All over the Webb
by Greg Hitchcock 7.15.02

Chris Lear of Runner's World followed up on Sports Illustrated's report last month that high school mile record holder Alan Webb has ended his collegiate career at the University of Michigan to become an open professional.* University of Michigan coach Ron Warhurst is quoted as saying, "It's my understanding that Alan is definitely not returning to the University of Michigan and that he has signed with an agent to run professionally." His plans are to go to college near his Washington D.C. suburban home while training under his high school coach.

I recall last year that many people that I know in the running world were wondering why Webb did not just turn "pro" right after his 2001 Prefontaine Invitational recording setting 3:53.43 mile.

At the time, his ability seemed to be far beyond even the best collegians. Then came a good cross country showing, 11th at the NCAA championships, some injuries, and a 4th place finish in the NCAA 1500 meters—a disappointing start to his collegiate career (but one any other athlete would be ecstatic to have achieved).

The first question is whether Webb would have been better off never entering the collegiate world. From a financial standpoint, the answer is likely yes. He obviously left many hundreds of thousands of dollars on the table by enrolling at Michigan. One would hope that money is still on the table waiting for him as he launches into the future. Yet, in all sports there is a short shelf-life for maximum earning power and track is no different.

However, many athletes from various sports have concluded that the benefits of college and collegiate competition (i.e., a lower level of performance required) are better than the immediate financial rewards of the pro circuit. If the priority was to maximize his running ability and career, going to college was not the best decision. However, there are other things in life besides running, even at age 18, so it is difficult to say this was the wrong decision.

The reasons an athlete like Webb cannot maximize his ability in college as easily as he can on his own are summarized as follows. First, he does not have the high level competitors to push him during the collegiate season. Second and more importantly, he has to prepare for cross country (10K), then indoor track, then outdoor track and then he can go run against the world's best in Europe. This lack of focus and change of priorities is sure to work to the detriment of most performers. This is especially true of a runner carrying the expectations that Webb carts around the track. In contrast, a foreigner of similar ability could coast during the collegiate season and make everyone pretty happy with similar performances before shining in Europe in the summer.

The next question raised is whether Webb gave his collegiate experience enough time. I cannot say whether he picked the right program for himself, but one year is not enough to say whether he would have had a good collegiate career that led to a good professional career. Many freshmen have a hard time making the transition from the intense focus of the high school senior year to the new start in college. Being away from home, tougher classes, new foods, more difficult competition, higher mileage and a host of other factors also make the freshman year difficult. Many a runner (myself included) have been better runners as seniors in high school than freshmen in college.

As to the question that has been raised whether Webb will develop better by taking on the best international runners, I would simply point to the many top European and African runners who have developed just fine by doing exactly that. Indeed, that is the reason that many advocated that Webb skip right to the Grand Prix level circuit.

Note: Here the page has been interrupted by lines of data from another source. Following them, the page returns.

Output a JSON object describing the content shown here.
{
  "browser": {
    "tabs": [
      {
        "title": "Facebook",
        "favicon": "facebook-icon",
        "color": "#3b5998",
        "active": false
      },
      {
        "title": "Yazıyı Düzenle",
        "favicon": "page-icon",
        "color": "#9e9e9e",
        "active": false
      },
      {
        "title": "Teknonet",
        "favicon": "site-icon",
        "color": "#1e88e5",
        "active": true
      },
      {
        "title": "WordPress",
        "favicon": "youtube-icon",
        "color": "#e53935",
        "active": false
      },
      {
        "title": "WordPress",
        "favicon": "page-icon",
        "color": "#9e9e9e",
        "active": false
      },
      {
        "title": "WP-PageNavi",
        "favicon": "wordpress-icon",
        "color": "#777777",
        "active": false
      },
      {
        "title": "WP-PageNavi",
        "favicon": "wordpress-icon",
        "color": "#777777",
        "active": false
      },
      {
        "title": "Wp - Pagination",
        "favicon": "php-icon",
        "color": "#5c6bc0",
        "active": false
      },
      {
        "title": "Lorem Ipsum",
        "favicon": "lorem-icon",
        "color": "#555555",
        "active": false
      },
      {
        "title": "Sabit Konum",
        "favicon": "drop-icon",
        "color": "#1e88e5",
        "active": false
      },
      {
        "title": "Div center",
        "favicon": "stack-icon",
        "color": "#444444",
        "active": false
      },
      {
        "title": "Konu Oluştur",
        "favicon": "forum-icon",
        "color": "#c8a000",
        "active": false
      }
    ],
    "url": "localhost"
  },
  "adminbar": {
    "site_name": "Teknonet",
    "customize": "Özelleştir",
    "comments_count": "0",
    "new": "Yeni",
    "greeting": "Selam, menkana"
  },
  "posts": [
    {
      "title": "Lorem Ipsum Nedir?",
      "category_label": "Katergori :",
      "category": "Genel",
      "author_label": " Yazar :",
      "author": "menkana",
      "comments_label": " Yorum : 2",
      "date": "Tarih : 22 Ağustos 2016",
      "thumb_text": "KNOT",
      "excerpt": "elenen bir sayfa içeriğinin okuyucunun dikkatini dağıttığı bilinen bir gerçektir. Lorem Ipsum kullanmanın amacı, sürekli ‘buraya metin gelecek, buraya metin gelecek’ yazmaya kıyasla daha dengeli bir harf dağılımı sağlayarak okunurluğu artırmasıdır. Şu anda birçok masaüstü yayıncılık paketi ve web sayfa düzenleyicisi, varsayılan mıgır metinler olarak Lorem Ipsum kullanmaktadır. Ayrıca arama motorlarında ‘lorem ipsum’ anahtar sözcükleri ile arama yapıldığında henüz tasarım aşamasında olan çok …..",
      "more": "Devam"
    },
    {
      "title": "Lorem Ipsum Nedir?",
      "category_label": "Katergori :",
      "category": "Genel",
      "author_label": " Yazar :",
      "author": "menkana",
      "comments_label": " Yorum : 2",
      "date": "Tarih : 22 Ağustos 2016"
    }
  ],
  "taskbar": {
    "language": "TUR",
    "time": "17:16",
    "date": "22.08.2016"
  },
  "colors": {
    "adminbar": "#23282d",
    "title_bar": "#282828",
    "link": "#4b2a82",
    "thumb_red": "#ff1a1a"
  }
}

This is why Webb is likely doing the right thing by recognizing he made an error last year by going into a collegiate program. His focus is clearly on becoming the best runner he can be. In short, in college he has all of the pressure of college life plus the expectations that he compete each week at a top international level through four competition seasons. Life will be easier and better for him just focusing on being a top international runner two seasons a year. With the spotlight not shining so brightly on him in America, it is more likely that he will be a bright light on the European tracks.


*The NCAA still adheres to strict amateur rules, the only compensation allowed for NCAA competitors being the scholarships they receive. In contrast, track and field athletes left behind the (sh)amateur rules in the 1980s and remain eligible for Olympic level competitions even though they openly receive prizes, bonuses, appearance fees and endorsement contracts. NCAA athletes can compete against open runners but have to forego the money earned by the open athletes.